DATA TO PROCESS:

+ + + + + + +

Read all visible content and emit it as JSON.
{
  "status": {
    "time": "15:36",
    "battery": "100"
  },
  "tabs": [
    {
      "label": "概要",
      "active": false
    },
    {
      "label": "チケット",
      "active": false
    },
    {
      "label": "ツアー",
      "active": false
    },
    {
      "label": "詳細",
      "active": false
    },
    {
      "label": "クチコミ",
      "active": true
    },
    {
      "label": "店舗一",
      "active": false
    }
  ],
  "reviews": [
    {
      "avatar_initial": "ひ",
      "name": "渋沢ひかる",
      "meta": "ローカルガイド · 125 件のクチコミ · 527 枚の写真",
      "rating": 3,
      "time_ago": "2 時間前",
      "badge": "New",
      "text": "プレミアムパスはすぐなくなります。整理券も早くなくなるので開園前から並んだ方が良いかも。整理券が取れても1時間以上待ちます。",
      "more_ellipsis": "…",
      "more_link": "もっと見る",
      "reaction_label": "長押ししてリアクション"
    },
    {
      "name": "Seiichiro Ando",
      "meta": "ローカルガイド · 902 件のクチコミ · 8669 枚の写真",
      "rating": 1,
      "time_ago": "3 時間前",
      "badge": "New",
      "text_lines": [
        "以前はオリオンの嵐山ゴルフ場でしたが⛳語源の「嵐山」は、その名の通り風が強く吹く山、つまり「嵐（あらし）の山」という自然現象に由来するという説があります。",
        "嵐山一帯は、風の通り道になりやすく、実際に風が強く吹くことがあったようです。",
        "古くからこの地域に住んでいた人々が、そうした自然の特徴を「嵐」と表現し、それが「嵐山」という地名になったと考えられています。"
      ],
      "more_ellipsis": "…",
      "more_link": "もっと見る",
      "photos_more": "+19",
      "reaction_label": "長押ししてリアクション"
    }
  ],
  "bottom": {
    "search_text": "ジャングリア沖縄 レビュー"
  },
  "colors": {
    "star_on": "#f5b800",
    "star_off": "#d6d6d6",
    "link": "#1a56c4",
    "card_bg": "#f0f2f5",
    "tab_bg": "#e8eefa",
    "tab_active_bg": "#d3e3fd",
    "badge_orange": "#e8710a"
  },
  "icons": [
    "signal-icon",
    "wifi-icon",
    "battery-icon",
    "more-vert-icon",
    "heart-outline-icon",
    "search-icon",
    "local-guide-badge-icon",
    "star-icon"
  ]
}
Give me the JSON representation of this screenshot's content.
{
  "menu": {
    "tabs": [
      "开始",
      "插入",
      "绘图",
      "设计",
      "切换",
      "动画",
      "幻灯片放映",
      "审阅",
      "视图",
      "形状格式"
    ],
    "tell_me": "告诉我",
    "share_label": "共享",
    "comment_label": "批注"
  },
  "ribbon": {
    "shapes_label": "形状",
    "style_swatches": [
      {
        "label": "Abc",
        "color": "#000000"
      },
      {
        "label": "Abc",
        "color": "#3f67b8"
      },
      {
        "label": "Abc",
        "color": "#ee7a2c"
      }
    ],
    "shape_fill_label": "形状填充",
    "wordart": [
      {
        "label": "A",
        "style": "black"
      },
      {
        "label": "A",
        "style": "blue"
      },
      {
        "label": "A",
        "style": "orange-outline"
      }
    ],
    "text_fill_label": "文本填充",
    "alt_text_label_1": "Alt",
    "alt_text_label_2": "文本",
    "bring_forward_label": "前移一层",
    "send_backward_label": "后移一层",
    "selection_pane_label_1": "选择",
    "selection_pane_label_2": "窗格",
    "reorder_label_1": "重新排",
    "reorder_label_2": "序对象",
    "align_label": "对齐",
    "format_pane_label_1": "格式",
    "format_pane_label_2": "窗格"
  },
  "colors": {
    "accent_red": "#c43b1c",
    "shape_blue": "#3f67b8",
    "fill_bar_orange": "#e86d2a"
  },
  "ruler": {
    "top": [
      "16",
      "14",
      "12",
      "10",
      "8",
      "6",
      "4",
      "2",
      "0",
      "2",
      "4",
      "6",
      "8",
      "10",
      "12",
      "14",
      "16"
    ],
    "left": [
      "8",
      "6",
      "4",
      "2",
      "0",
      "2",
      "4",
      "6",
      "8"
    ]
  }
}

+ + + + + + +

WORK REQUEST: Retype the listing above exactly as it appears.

REPLY TO THE TASK:
Read all visible content and emit it as JSON.
{
  "status": {
    "time": "15:36",
    "battery": "100"
  },
  "tabs": [
    {
      "label": "概要",
      "active": false
    },
    {
      "label": "チケット",
      "active": false
    },
    {
      "label": "ツアー",
      "active": false
    },
    {
      "label": "詳細",
      "active": false
    },
    {
      "label": "クチコミ",
      "active": true
    },
    {
      "label": "店舗一",
      "active": false
    }
  ],
  "reviews": [
    {
      "avatar_initial": "ひ",
      "name": "渋沢ひかる",
      "meta": "ローカルガイド · 125 件のクチコミ · 527 枚の写真",
      "rating": 3,
      "time_ago": "2 時間前",
      "badge": "New",
      "text": "プレミアムパスはすぐなくなります。整理券も早くなくなるので開園前から並んだ方が良いかも。整理券が取れても1時間以上待ちます。",
      "more_ellipsis": "…",
      "more_link": "もっと見る",
      "reaction_label": "長押ししてリアクション"
    },
    {
      "name": "Seiichiro Ando",
      "meta": "ローカルガイド · 902 件のクチコミ · 8669 枚の写真",
      "rating": 1,
      "time_ago": "3 時間前",
      "badge": "New",
      "text_lines": [
        "以前はオリオンの嵐山ゴルフ場でしたが⛳語源の「嵐山」は、その名の通り風が強く吹く山、つまり「嵐（あらし）の山」という自然現象に由来するという説があります。",
        "嵐山一帯は、風の通り道になりやすく、実際に風が強く吹くことがあったようです。",
        "古くからこの地域に住んでいた人々が、そうした自然の特徴を「嵐」と表現し、それが「嵐山」という地名になったと考えられています。"
      ],
      "more_ellipsis": "…",
      "more_link": "もっと見る",
      "photos_more": "+19",
      "reaction_label": "長押ししてリアクション"
    }
  ],
  "bottom": {
    "search_text": "ジャングリア沖縄 レビュー"
  },
  "colors": {
    "star_on": "#f5b800",
    "star_off": "#d6d6d6",
    "link": "#1a56c4",
    "card_bg": "#f0f2f5",
    "tab_bg": "#e8eefa",
    "tab_active_bg": "#d3e3fd",
    "badge_orange": "#e8710a"
  },
  "icons": [
    "signal-icon",
    "wifi-icon",
    "battery-icon",
    "more-vert-icon",
    "heart-outline-icon",
    "search-icon",
    "local-guide-badge-icon",
    "star-icon"
  ]
}
Give me the JSON representation of this screenshot's content.
{
  "menu": {
    "tabs": [
      "开始",
      "插入",
      "绘图",
      "设计",
      "切换",
      "动画",
      "幻灯片放映",
      "审阅",
      "视图",
      "形状格式"
    ],
    "tell_me": "告诉我",
    "share_label": "共享",
    "comment_label": "批注"
  },
  "ribbon": {
    "shapes_label": "形状",
    "style_swatches": [
      {
        "label": "Abc",
        "color": "#000000"
      },
      {
        "label": "Abc",
        "color": "#3f67b8"
      },
      {
        "label": "Abc",
        "color": "#ee7a2c"
      }
    ],
    "shape_fill_label": "形状填充",
    "wordart": [
      {
        "label": "A",
        "style": "black"
      },
      {
        "label": "A",
        "style": "blue"
      },
      {
        "label": "A",
        "style": "orange-outline"
      }
    ],
    "text_fill_label": "文本填充",
    "alt_text_label_1": "Alt",
    "alt_text_label_2": "文本",
    "bring_forward_label": "前移一层",
    "send_backward_label": "后移一层",
    "selection_pane_label_1": "选择",
    "selection_pane_label_2": "窗格",
    "reorder_label_1": "重新排",
    "reorder_label_2": "序对象",
    "align_label": "对齐",
    "format_pane_label_1": "格式",
    "format_pane_label_2": "窗格"
  },
  "colors": {
    "accent_red": "#c43b1c",
    "shape_blue": "#3f67b8",
    "fill_bar_orange": "#e86d2a"
  },
  "ruler": {
    "top": [
      "16",
      "14",
      "12",
      "10",
      "8",
      "6",
      "4",
      "2",
      "0",
      "2",
      "4",
      "6",
      "8",
      "10",
      "12",
      "14",
      "16"
    ],
    "left": [
      "8",
      "6",
      "4",
      "2",
      "0",
      "2",
      "4",
      "6",
      "8"
    ]
  }
}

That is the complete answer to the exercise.